SGT University’s Faculty of Law organized 5th National Moot Court Competition on February 7, 2019, which ended on February 9, 2019. Some of the known dignitaries from the world of law were present at the three-day event namely – Hon’ble Justice (Dr.) Bharat Bhushan Prasoon, Former Judge Punjab & Haryana High Court, Chandigarh and Mr. P.K. Malhotra, Former Secretary, Ministry of Law to show the right path to the law aspirants. The event commenced with the welcome speech being delivered by Prof. (Dr.) R H Gorane, Dean -Faculty of Law, SGT University. This moot court competition witnessed the participation of 36 teams from all over the country where 12 teams qualified for quarterfinal round.
On the final day of the event, some of the eminent judges namely – Advocate Vidhi Gupta, Advocate Vinay Pandey, Advocate Sandeep Jindal and Advocate Muish Sharma were present to boost the morale of the participants. Moreover, all these eminent judges were also honored at the event.
Among the 12 teams qualified for the quarterfinal round, only 8 could make through the semifinals. The judges who made the decision for the final round were, Advocate KuljeetRawa, Advocate Divya Jyoti Jaipuriar, and Advocate Jugal Wadhwa.

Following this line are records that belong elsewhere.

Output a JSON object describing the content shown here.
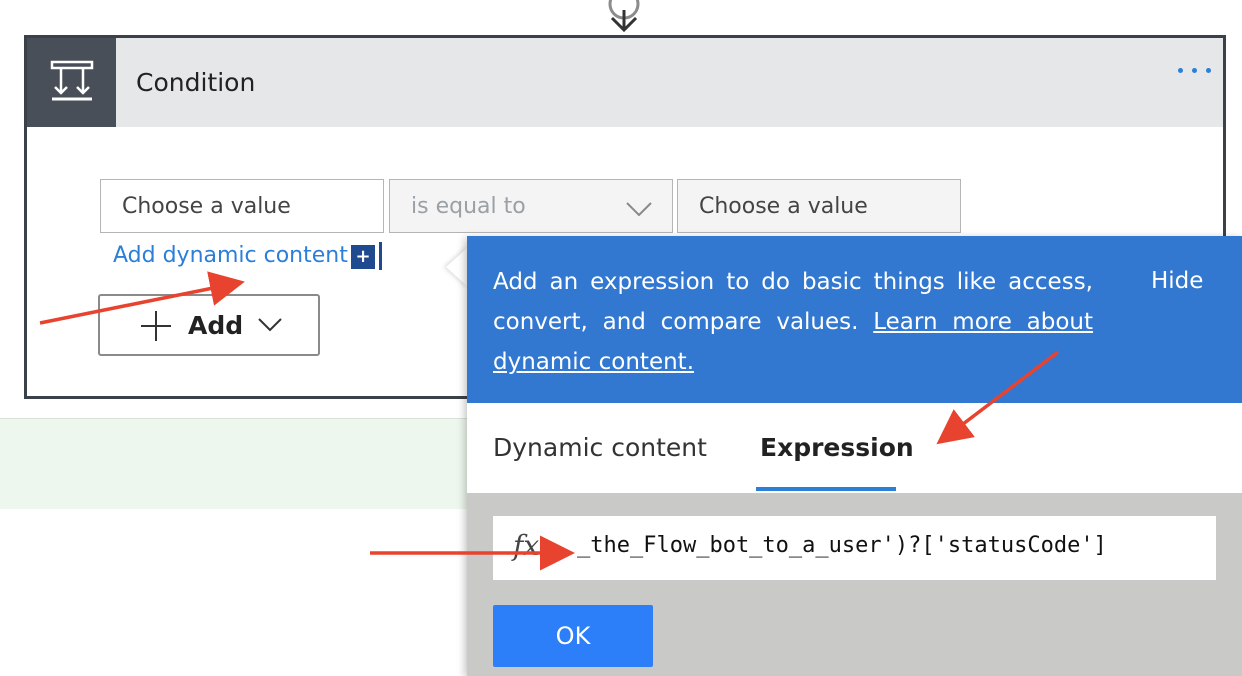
{
  "condition_card": {
    "title": "Condition",
    "left_value_placeholder": "Choose a value",
    "operator": "is equal to",
    "right_value_placeholder": "Choose a value",
    "add_dynamic_content": "Add dynamic content",
    "add_button_label": "Add"
  },
  "popup": {
    "info_text": "Add an expression to do basic things like access, convert, and compare values.",
    "info_link": "Learn more about dynamic content.",
    "hide_label": "Hide",
    "tabs": [
      {
        "label": "Dynamic content",
        "selected": false
      },
      {
        "label": "Expression",
        "selected": true
      }
    ],
    "expression_value": "_the_Flow_bot_to_a_user')?['statusCode']",
    "ok_label": "OK"
  },
  "colors": {
    "accent_blue": "#3278d0",
    "ok_button": "#2d7ff9",
    "annotation_red": "#e8432e",
    "header_dark": "#484f58"
  }
}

The final day of the event was also marked with the presence of Honourable Former Chief Justice of India Shree Dipak Misra. In his intriguing speech, he emphasized the importance of such moot courts and stated that one factor that made these moot courts special was interaction with the young blood. In his speech, he also stated that ‘’We need to look for diversity in the country. In other words, we should seek to live in a society where everyone lived in harmony with each other.’’
The speech also highlighted on overcoming the corrupting power of praise and working laboriously. He explicated that ‘Silence can be eloquent and dangerous, so it is important not to be silent in argumentative cases and present one’s point’ which caught everyone’s attention.
The 5th National Moot court was indeed an interactive one. The aspiring lawyers of tomorrow learnt a lesson or two in mooting. It was a tiny, yet substantial, a step taken towards a brighter future and a better society.